I thought this project might be more unnatural than it was. I was surprised at how much more visually compartmentalized the world became when I started looking at everything from a design standpoint. Though I did find a number of posters around Fredericksburg that certainly demonstrated various elements of visual design, I found that many of the very best ones were right in my own house.
This first one is just like a poster I used to own for the film/novel Fear and Loathing in Las Vegas, and instantly popped in my head when looking for a piece that demonstrated minimalism. It features a simple, clean color palate, simple, straight lines, and a general absence of visual clutter. It looks similar to the pictogram movie posters example on the website, though obviously containing much more color. The text, too, particularly its heavy emphasis, could also make this picture a demonstration of unique typography. Naturally, the all-caps setting heavily emphasizes and demands attention away from the otherwise sparse visual backdrop.

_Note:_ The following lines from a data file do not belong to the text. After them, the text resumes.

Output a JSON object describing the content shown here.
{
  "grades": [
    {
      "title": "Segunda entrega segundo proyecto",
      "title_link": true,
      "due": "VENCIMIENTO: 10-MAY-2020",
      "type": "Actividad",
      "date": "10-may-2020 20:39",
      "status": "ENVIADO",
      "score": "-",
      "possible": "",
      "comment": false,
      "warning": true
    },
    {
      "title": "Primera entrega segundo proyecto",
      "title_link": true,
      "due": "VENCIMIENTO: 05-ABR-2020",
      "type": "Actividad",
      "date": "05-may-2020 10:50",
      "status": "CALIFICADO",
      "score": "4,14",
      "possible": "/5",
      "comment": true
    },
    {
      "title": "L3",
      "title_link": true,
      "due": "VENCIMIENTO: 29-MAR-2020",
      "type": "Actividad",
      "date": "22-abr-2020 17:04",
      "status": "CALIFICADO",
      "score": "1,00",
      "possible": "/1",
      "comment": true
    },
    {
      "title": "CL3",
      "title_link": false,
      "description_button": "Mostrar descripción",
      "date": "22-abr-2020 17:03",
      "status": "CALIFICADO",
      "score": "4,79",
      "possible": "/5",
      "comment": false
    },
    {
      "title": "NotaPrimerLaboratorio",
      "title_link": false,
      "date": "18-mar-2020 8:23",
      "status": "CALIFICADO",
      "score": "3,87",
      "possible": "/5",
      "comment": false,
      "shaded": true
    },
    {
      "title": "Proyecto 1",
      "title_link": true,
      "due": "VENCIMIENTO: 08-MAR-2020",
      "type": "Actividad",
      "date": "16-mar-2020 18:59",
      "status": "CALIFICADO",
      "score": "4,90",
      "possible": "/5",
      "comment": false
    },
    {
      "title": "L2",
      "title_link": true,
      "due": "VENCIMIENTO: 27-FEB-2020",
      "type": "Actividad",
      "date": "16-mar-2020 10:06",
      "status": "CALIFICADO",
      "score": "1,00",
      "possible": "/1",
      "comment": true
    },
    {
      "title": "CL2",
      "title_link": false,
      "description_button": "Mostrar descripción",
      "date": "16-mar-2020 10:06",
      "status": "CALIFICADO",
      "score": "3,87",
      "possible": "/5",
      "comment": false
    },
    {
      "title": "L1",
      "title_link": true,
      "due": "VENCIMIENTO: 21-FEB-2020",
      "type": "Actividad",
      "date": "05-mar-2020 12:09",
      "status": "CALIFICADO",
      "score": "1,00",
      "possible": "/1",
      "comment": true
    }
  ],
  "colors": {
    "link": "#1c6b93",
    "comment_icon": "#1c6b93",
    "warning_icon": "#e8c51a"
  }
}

This next one has a ton of stuff going on, but I chose it particularly for how it uses visual rhythm to simulate a swirling motion effect at the image’s base. This effect is largely induced by the cylindrical patterns “created” by the base vortex. The image largely mirrors itself until this point in a fine example of visual symmetry. The stones falling off of the river into the vortex do so in a mirrored, round shape, giving them a three-dimensional, toilet bowl-like effect.

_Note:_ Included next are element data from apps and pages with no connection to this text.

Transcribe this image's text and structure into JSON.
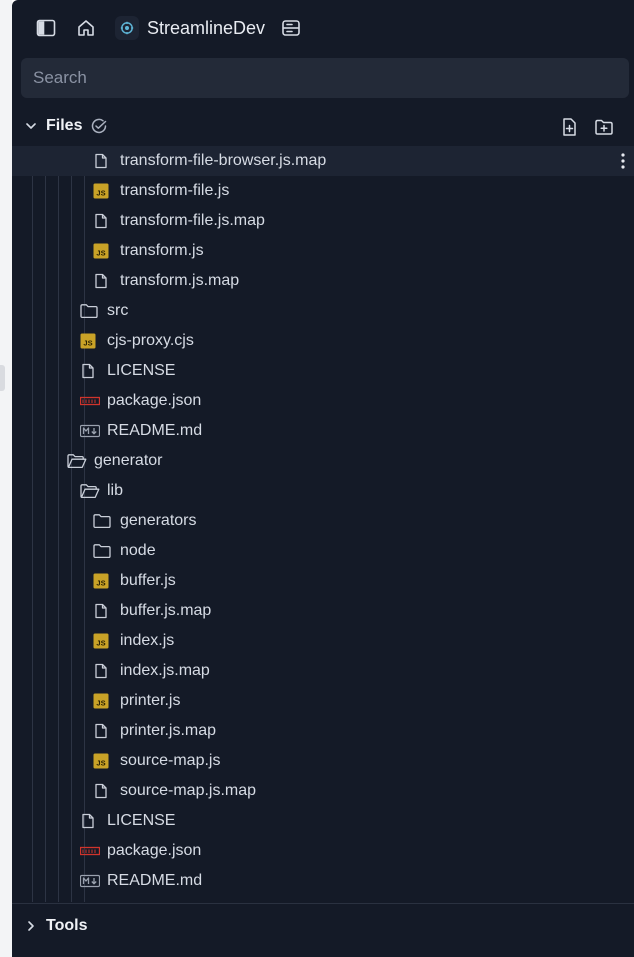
{
  "workspace": {
    "name": "StreamlineDev"
  },
  "search": {
    "placeholder": "Search",
    "value": ""
  },
  "files_section": {
    "title": "Files"
  },
  "tools_section": {
    "title": "Tools"
  },
  "tree": [
    {
      "label": "transform-file-browser.js.map",
      "type": "map",
      "depth": 3,
      "selected": true
    },
    {
      "label": "transform-file.js",
      "type": "js",
      "depth": 3
    },
    {
      "label": "transform-file.js.map",
      "type": "map",
      "depth": 3
    },
    {
      "label": "transform.js",
      "type": "js",
      "depth": 3
    },
    {
      "label": "transform.js.map",
      "type": "map",
      "depth": 3
    },
    {
      "label": "src",
      "type": "folder",
      "depth": 2
    },
    {
      "label": "cjs-proxy.cjs",
      "type": "js",
      "depth": 2
    },
    {
      "label": "LICENSE",
      "type": "file",
      "depth": 2
    },
    {
      "label": "package.json",
      "type": "npm",
      "depth": 2
    },
    {
      "label": "README.md",
      "type": "md",
      "depth": 2
    },
    {
      "label": "generator",
      "type": "folder-open",
      "depth": 1
    },
    {
      "label": "lib",
      "type": "folder-open",
      "depth": 2
    },
    {
      "label": "generators",
      "type": "folder",
      "depth": 3
    },
    {
      "label": "node",
      "type": "folder",
      "depth": 3
    },
    {
      "label": "buffer.js",
      "type": "js",
      "depth": 3
    },
    {
      "label": "buffer.js.map",
      "type": "map",
      "depth": 3
    },
    {
      "label": "index.js",
      "type": "js",
      "depth": 3
    },
    {
      "label": "index.js.map",
      "type": "map",
      "depth": 3
    },
    {
      "label": "printer.js",
      "type": "js",
      "depth": 3
    },
    {
      "label": "printer.js.map",
      "type": "map",
      "depth": 3
    },
    {
      "label": "source-map.js",
      "type": "js",
      "depth": 3
    },
    {
      "label": "source-map.js.map",
      "type": "map",
      "depth": 3
    },
    {
      "label": "LICENSE",
      "type": "file",
      "depth": 2
    },
    {
      "label": "package.json",
      "type": "npm",
      "depth": 2
    },
    {
      "label": "README.md",
      "type": "md",
      "depth": 2
    }
  ],
  "colors": {
    "panel_bg": "#141a27",
    "search_bg": "#232a38",
    "selected_row": "#1d2433",
    "js_badge": "#c9a227",
    "npm_red": "#d0342c",
    "text": "#d6dbe4"
  }
}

This is a poster my roommate keeps in his room for reasons beyond my comprehension, but it is undeniably an interesting example of visual metaphors, symbols, and proportion, as with all of Dali’s work. Yes, this one is called “The Great Masturbator,” and it is indeed full of sexual, phallic imagery. There are numerous symbols of psychedelic, abstract faces, noses, mouths, phalluses, legs, eyes, lamps, phalluses, and more phalluses. If you look closely, you can also see more phalluses. It’s the sort of work that I can only read at face value, if such a thing even exists for this kind of picture. What I find more interesting than Dali’s symbolic infatuation with self-fondling is his bizzare proportional scaling of his visual elements. There are three large, primary elements that push out from the image in the sideways head, the female bust, and the male waist-down. Throughout the image, however, are multiple human figures, creatures, and web-like designs that are on an entirely different plane in terms of size.
This last one, another Fear and Loathing reference, is a poster in my room that immediately lit up to me as a perfect example of interesting color use. Anytime dashes of color are thrown into an otherwise black and white image, it creates an interesting, attention-grabbing visual dynamic. Here, only the flowers on Dr. Gonzo’s Hawaiian shirt and the rims of his glasses are splashed with color. They’re bright, bold primary colors that add a great deal of contrast and life to the rest of the image. This poster is equally in an example of unique typography as well, using the classic, splattered ink look from the cover of Hunter S. Thompson’s original novel. The combination of these elements creates an inky, messy visual appearance on top of a clean, white background; almost as if a debaucherous, hand-drawn cartoon character was on the loose and making a mess.